(Items from an interface collection)
- - - - - - -
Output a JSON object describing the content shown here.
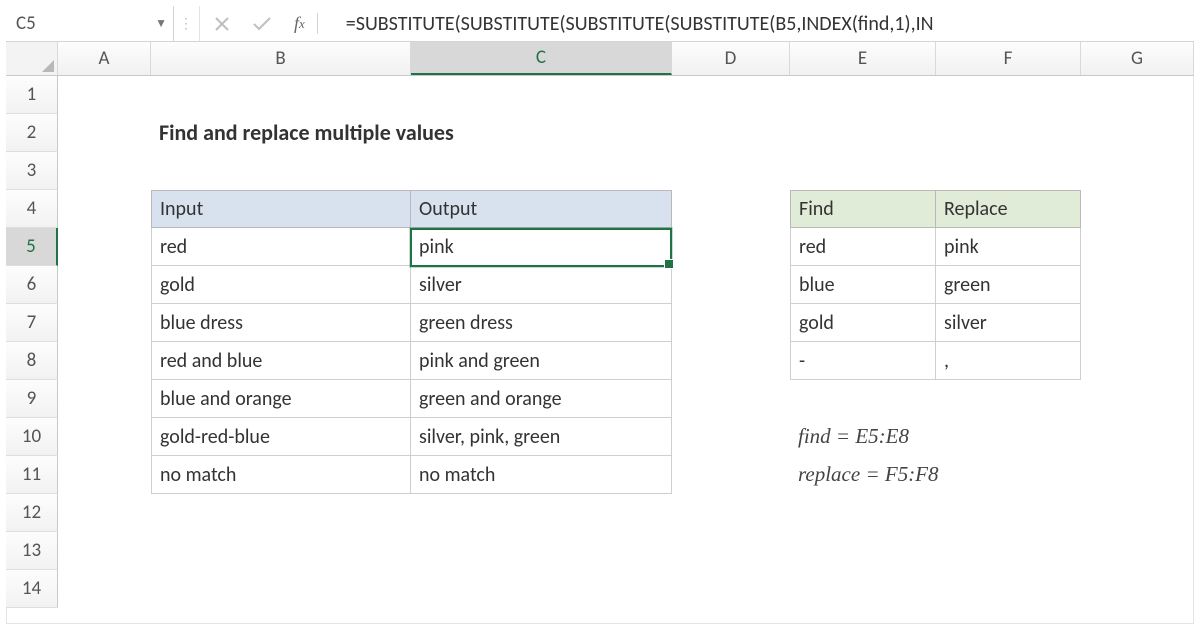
{
  "nameBox": "C5",
  "formula": "=SUBSTITUTE(SUBSTITUTE(SUBSTITUTE(SUBSTITUTE(B5,INDEX(find,1),IN",
  "columns": [
    "A",
    "B",
    "C",
    "D",
    "E",
    "F",
    "G"
  ],
  "rowNumbers": [
    "1",
    "2",
    "3",
    "4",
    "5",
    "6",
    "7",
    "8",
    "9",
    "10",
    "11",
    "12",
    "13",
    "14"
  ],
  "activeCol": "C",
  "activeRow": "5",
  "title": "Find and replace multiple values",
  "mainHeaders": {
    "input": "Input",
    "output": "Output"
  },
  "mainRows": [
    {
      "input": "red",
      "output": "pink"
    },
    {
      "input": "gold",
      "output": "silver"
    },
    {
      "input": "blue dress",
      "output": "green dress"
    },
    {
      "input": "red and blue",
      "output": "pink and green"
    },
    {
      "input": "blue and orange",
      "output": "green and orange"
    },
    {
      "input": "gold-red-blue",
      "output": "silver, pink, green"
    },
    {
      "input": "no match",
      "output": "no match"
    }
  ],
  "frHeaders": {
    "find": "Find",
    "replace": "Replace"
  },
  "frRows": [
    {
      "find": "red",
      "replace": "pink"
    },
    {
      "find": "blue",
      "replace": "green"
    },
    {
      "find": "gold",
      "replace": "silver"
    },
    {
      "find": "-",
      "replace": ","
    }
  ],
  "notes": {
    "line1": "find = E5:E8",
    "line2": "replace = F5:F8"
  }
}
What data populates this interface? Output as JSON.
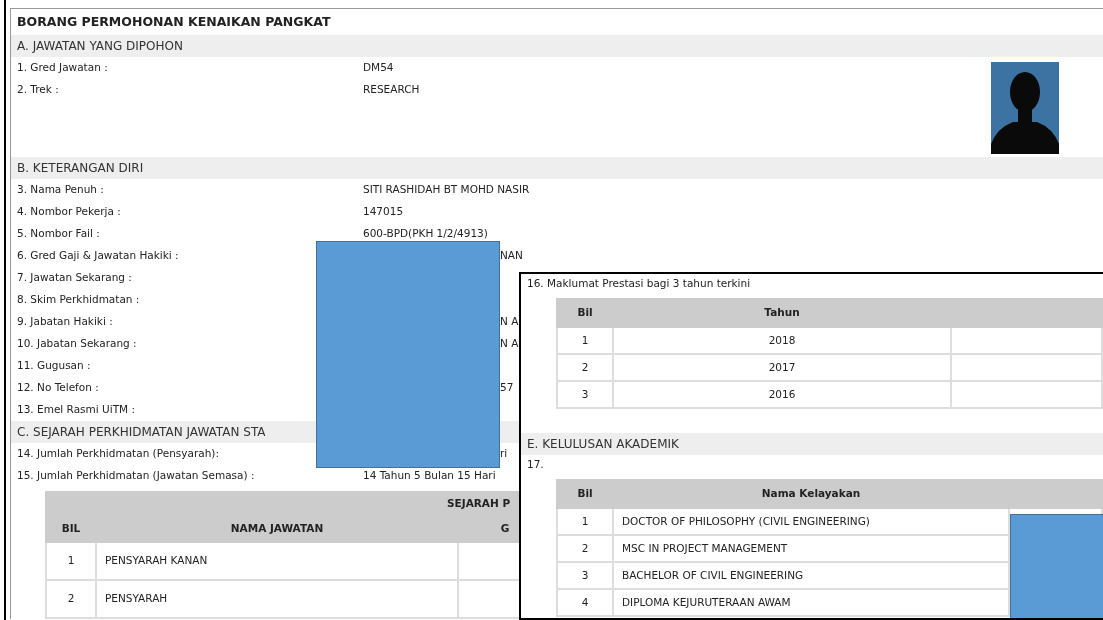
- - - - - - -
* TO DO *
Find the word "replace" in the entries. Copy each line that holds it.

* YOUR RESPONSE *
  "title": "Find and replace multiple values",
    "replace": "Replace"
      "replace": "pink"
      "replace": "green"
      "replace": "silver"
      "replace": ","
    "line2": "replace = F5:F8"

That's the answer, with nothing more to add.